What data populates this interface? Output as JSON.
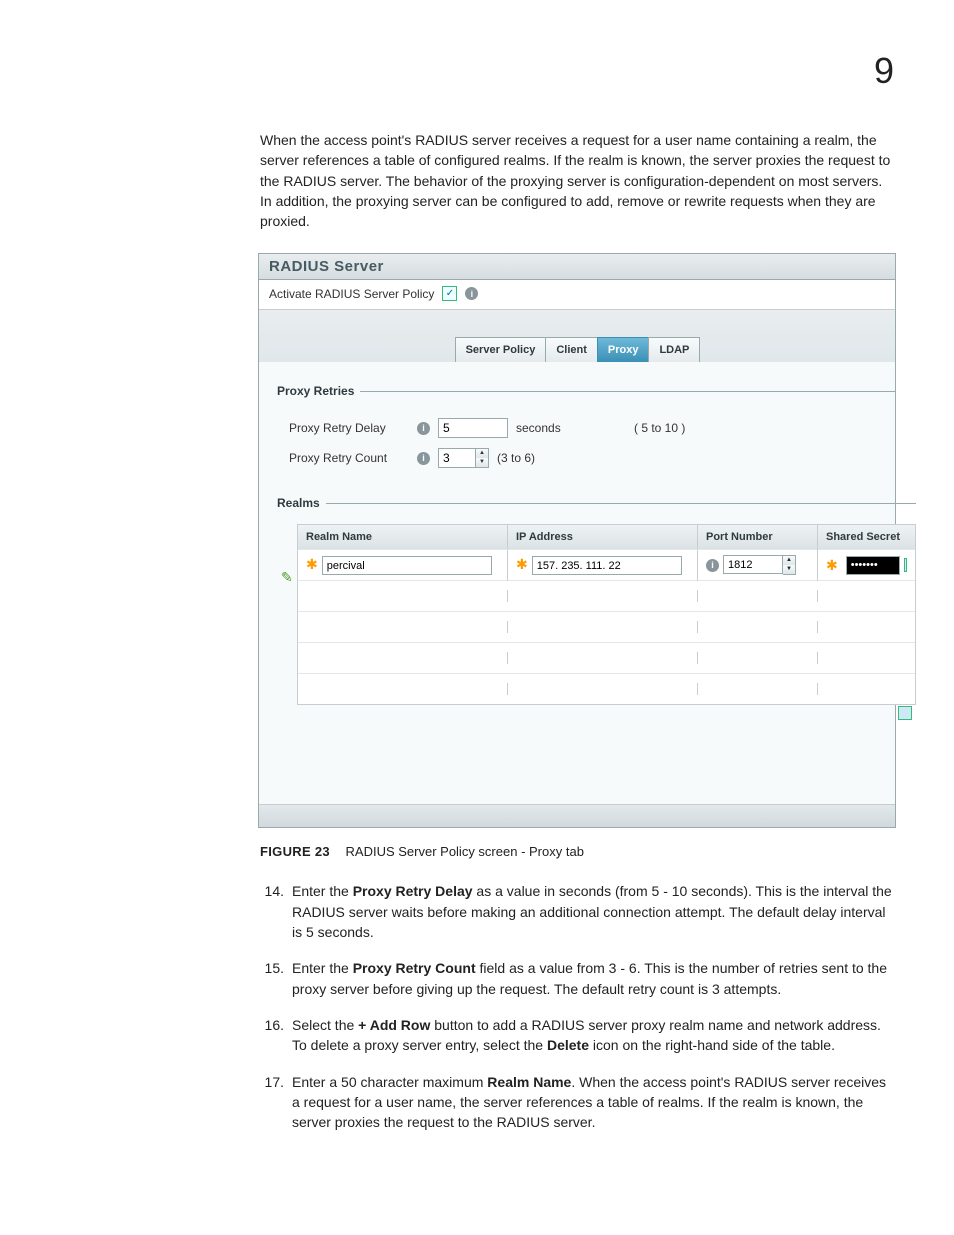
{
  "pageNumber": "9",
  "intro": "When the access point's RADIUS server receives a request for a user name containing a realm, the server references a table of configured realms. If the realm is known, the server proxies the request to the RADIUS server. The behavior of the proxying server is configuration-dependent on most servers. In addition, the proxying server can be configured to add, remove or rewrite requests when they are proxied.",
  "panel": {
    "title": "RADIUS Server",
    "activateLabel": "Activate RADIUS Server Policy",
    "activateChecked": true,
    "tabs": [
      "Server Policy",
      "Client",
      "Proxy",
      "LDAP"
    ],
    "activeTab": "Proxy"
  },
  "proxyRetries": {
    "legend": "Proxy Retries",
    "delayLabel": "Proxy Retry Delay",
    "delayValue": "5",
    "delayUnit": "seconds",
    "delayRange": "( 5 to 10 )",
    "countLabel": "Proxy Retry Count",
    "countValue": "3",
    "countRange": "(3 to 6)"
  },
  "realms": {
    "legend": "Realms",
    "headers": [
      "Realm Name",
      "IP Address",
      "Port Number",
      "Shared Secret"
    ],
    "row": {
      "name": "percival",
      "ip": "157. 235. 111. 22",
      "port": "1812",
      "secret": "•••••••"
    }
  },
  "figure": {
    "num": "FIGURE 23",
    "title": "RADIUS Server Policy screen - Proxy tab"
  },
  "steps": {
    "14": {
      "pre": "Enter the ",
      "b": "Proxy Retry Delay",
      "post": " as a value in seconds (from 5 - 10 seconds). This is the interval the RADIUS server waits before making an additional connection attempt. The default delay interval is 5 seconds."
    },
    "15": {
      "pre": "Enter the ",
      "b": "Proxy Retry Count",
      "post": " field as a value from 3 - 6. This is the number of retries sent to the proxy server before giving up the request. The default retry count is 3 attempts."
    },
    "16": {
      "pre": "Select the ",
      "b": "+ Add Row",
      "mid": " button to add a RADIUS server proxy realm name and network address. To delete a proxy server entry, select the ",
      "b2": "Delete",
      "post": " icon on the right-hand side of the table."
    },
    "17": {
      "pre": "Enter a 50 character maximum ",
      "b": "Realm Name",
      "post": ". When the access point's RADIUS server receives a request for a user name, the server references a table of realms. If the realm is known, the server proxies the request to the RADIUS server."
    }
  }
}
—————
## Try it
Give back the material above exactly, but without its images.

## Task answer
What data populates this interface? Output as JSON.
{
  "pageNumber": "9",
  "intro": "When the access point's RADIUS server receives a request for a user name containing a realm, the server references a table of configured realms. If the realm is known, the server proxies the request to the RADIUS server. The behavior of the proxying server is configuration-dependent on most servers. In addition, the proxying server can be configured to add, remove or rewrite requests when they are proxied.",
  "panel": {
    "title": "RADIUS Server",
    "activateLabel": "Activate RADIUS Server Policy",
    "activateChecked": true,
    "tabs": [
      "Server Policy",
      "Client",
      "Proxy",
      "LDAP"
    ],
    "activeTab": "Proxy"
  },
  "proxyRetries": {
    "legend": "Proxy Retries",
    "delayLabel": "Proxy Retry Delay",
    "delayValue": "5",
    "delayUnit": "seconds",
    "delayRange": "( 5 to 10 )",
    "countLabel": "Proxy Retry Count",
    "countValue": "3",
    "countRange": "(3 to 6)"
  },
  "realms": {
    "legend": "Realms",
    "headers": [
      "Realm Name",
      "IP Address",
      "Port Number",
      "Shared Secret"
    ],
    "row": {
      "name": "percival",
      "ip": "157. 235. 111. 22",
      "port": "1812",
      "secret": "•••••••"
    }
  },
  "figure": {
    "num": "FIGURE 23",
    "title": "RADIUS Server Policy screen - Proxy tab"
  },
  "steps": {
    "14": {
      "pre": "Enter the ",
      "b": "Proxy Retry Delay",
      "post": " as a value in seconds (from 5 - 10 seconds). This is the interval the RADIUS server waits before making an additional connection attempt. The default delay interval is 5 seconds."
    },
    "15": {
      "pre": "Enter the ",
      "b": "Proxy Retry Count",
      "post": " field as a value from 3 - 6. This is the number of retries sent to the proxy server before giving up the request. The default retry count is 3 attempts."
    },
    "16": {
      "pre": "Select the ",
      "b": "+ Add Row",
      "mid": " button to add a RADIUS server proxy realm name and network address. To delete a proxy server entry, select the ",
      "b2": "Delete",
      "post": " icon on the right-hand side of the table."
    },
    "17": {
      "pre": "Enter a 50 character maximum ",
      "b": "Realm Name",
      "post": ". When the access point's RADIUS server receives a request for a user name, the server references a table of realms. If the realm is known, the server proxies the request to the RADIUS server."
    }
  }
}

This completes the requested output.